- _Activity_
Your reply should hold every entry below exactly as written and none of the pictures.

- _Task material_
──────────────────────────────

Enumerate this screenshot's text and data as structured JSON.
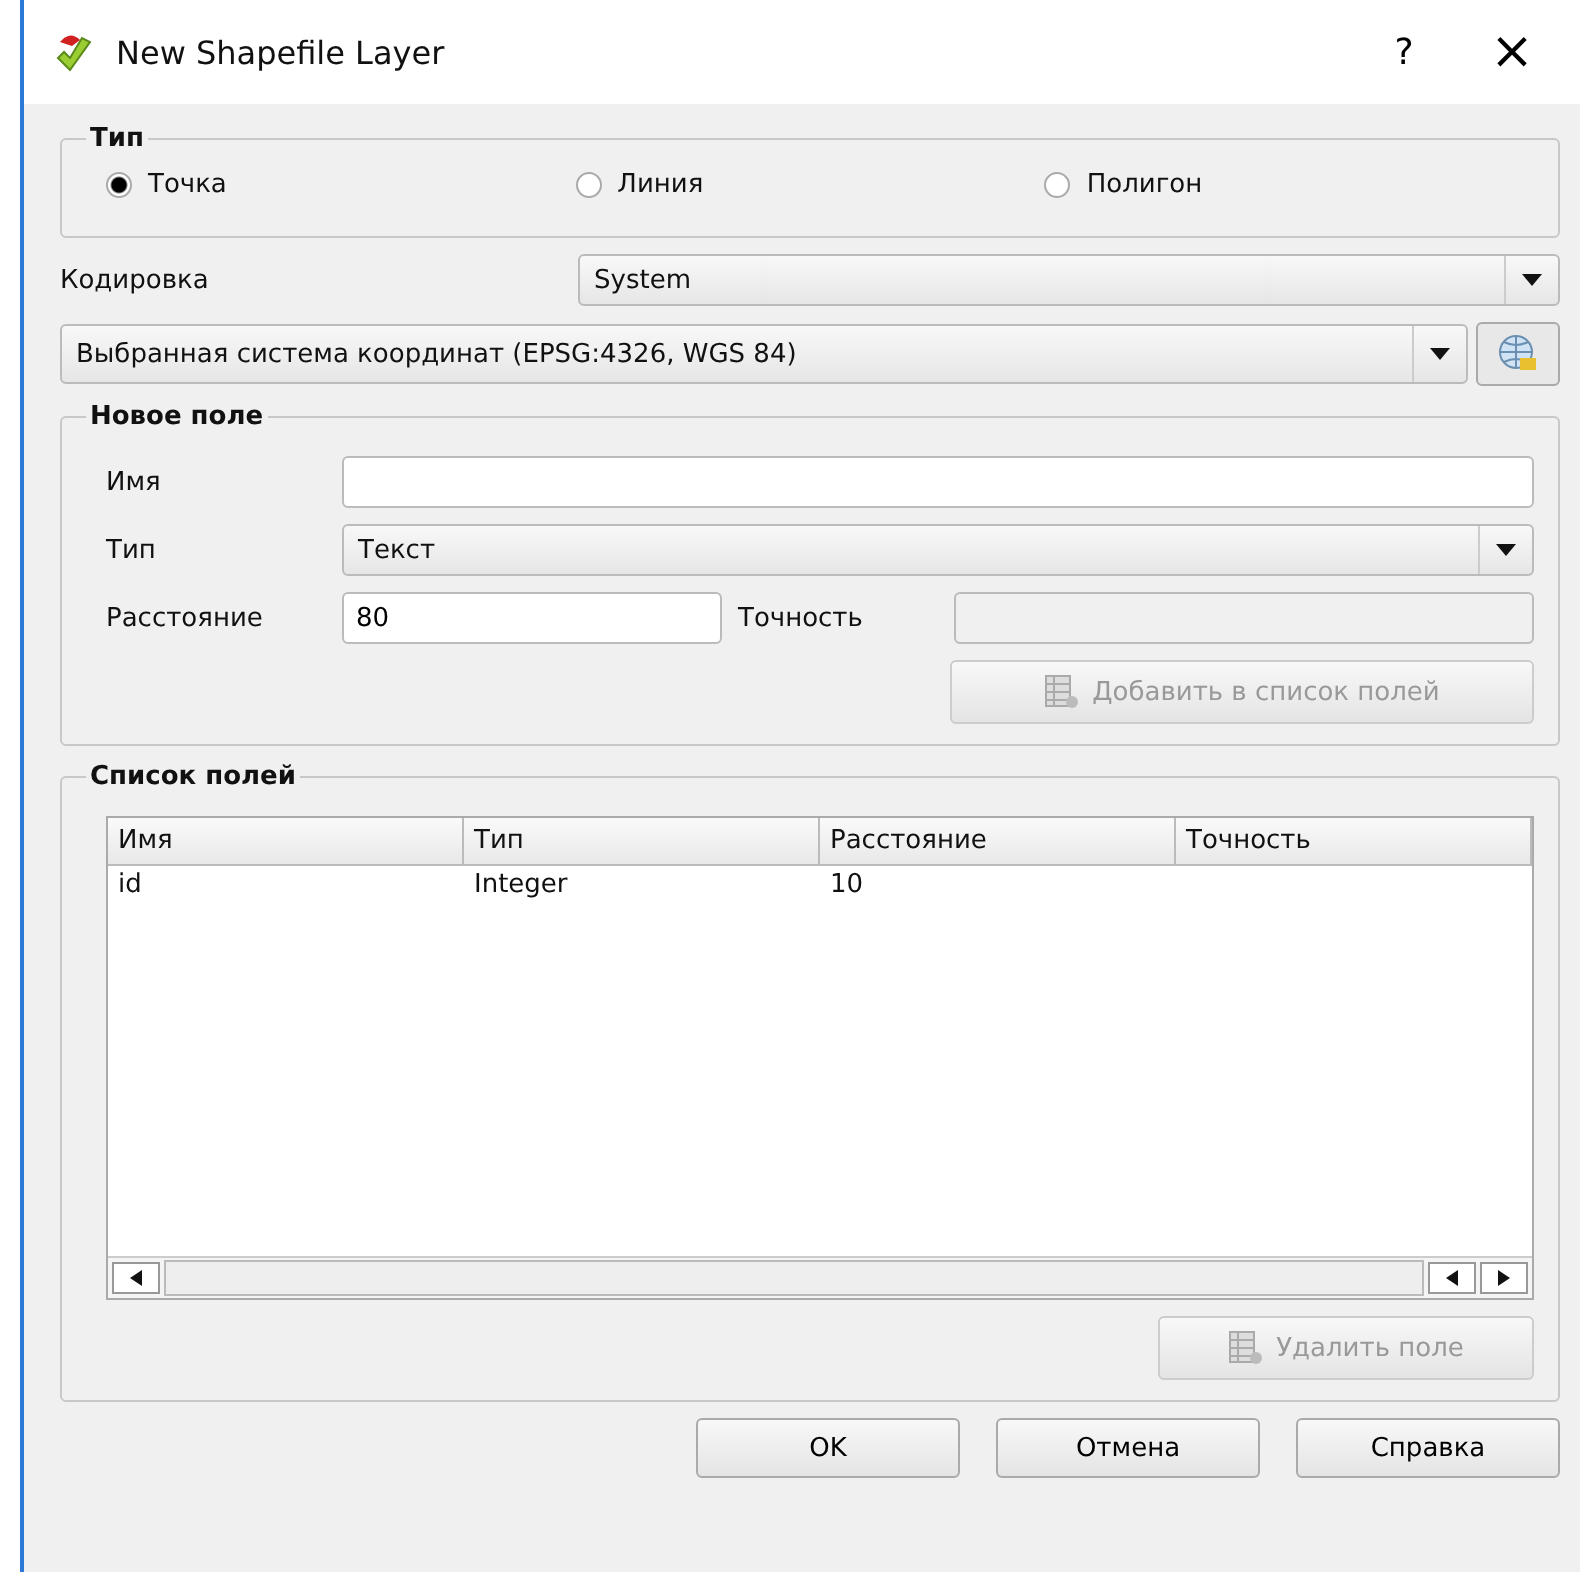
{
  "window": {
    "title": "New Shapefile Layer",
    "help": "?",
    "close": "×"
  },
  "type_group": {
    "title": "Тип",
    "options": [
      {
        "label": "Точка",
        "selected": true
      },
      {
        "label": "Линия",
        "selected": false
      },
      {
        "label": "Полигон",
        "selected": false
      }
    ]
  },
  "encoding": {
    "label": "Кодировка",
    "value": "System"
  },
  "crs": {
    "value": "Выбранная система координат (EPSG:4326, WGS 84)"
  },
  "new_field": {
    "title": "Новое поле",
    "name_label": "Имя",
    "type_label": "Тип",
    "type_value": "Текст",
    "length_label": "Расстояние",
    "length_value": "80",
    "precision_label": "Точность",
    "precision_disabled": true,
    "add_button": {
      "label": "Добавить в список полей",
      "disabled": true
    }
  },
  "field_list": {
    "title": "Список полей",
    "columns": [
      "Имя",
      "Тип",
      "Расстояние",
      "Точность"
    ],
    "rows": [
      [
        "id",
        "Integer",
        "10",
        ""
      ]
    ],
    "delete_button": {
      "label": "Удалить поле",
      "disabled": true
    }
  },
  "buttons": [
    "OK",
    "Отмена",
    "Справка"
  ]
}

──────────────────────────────

- _Answer below_
Enumerate this screenshot's text and data as structured JSON.
{
  "window": {
    "title": "New Shapefile Layer",
    "help": "?",
    "close": "×"
  },
  "type_group": {
    "title": "Тип",
    "options": [
      {
        "label": "Точка",
        "selected": true
      },
      {
        "label": "Линия",
        "selected": false
      },
      {
        "label": "Полигон",
        "selected": false
      }
    ]
  },
  "encoding": {
    "label": "Кодировка",
    "value": "System"
  },
  "crs": {
    "value": "Выбранная система координат (EPSG:4326, WGS 84)"
  },
  "new_field": {
    "title": "Новое поле",
    "name_label": "Имя",
    "type_label": "Тип",
    "type_value": "Текст",
    "length_label": "Расстояние",
    "length_value": "80",
    "precision_label": "Точность",
    "precision_disabled": true,
    "add_button": {
      "label": "Добавить в список полей",
      "disabled": true
    }
  },
  "field_list": {
    "title": "Список полей",
    "columns": [
      "Имя",
      "Тип",
      "Расстояние",
      "Точность"
    ],
    "rows": [
      [
        "id",
        "Integer",
        "10",
        ""
      ]
    ],
    "delete_button": {
      "label": "Удалить поле",
      "disabled": true
    }
  },
  "buttons": [
    "OK",
    "Отмена",
    "Справка"
  ]
}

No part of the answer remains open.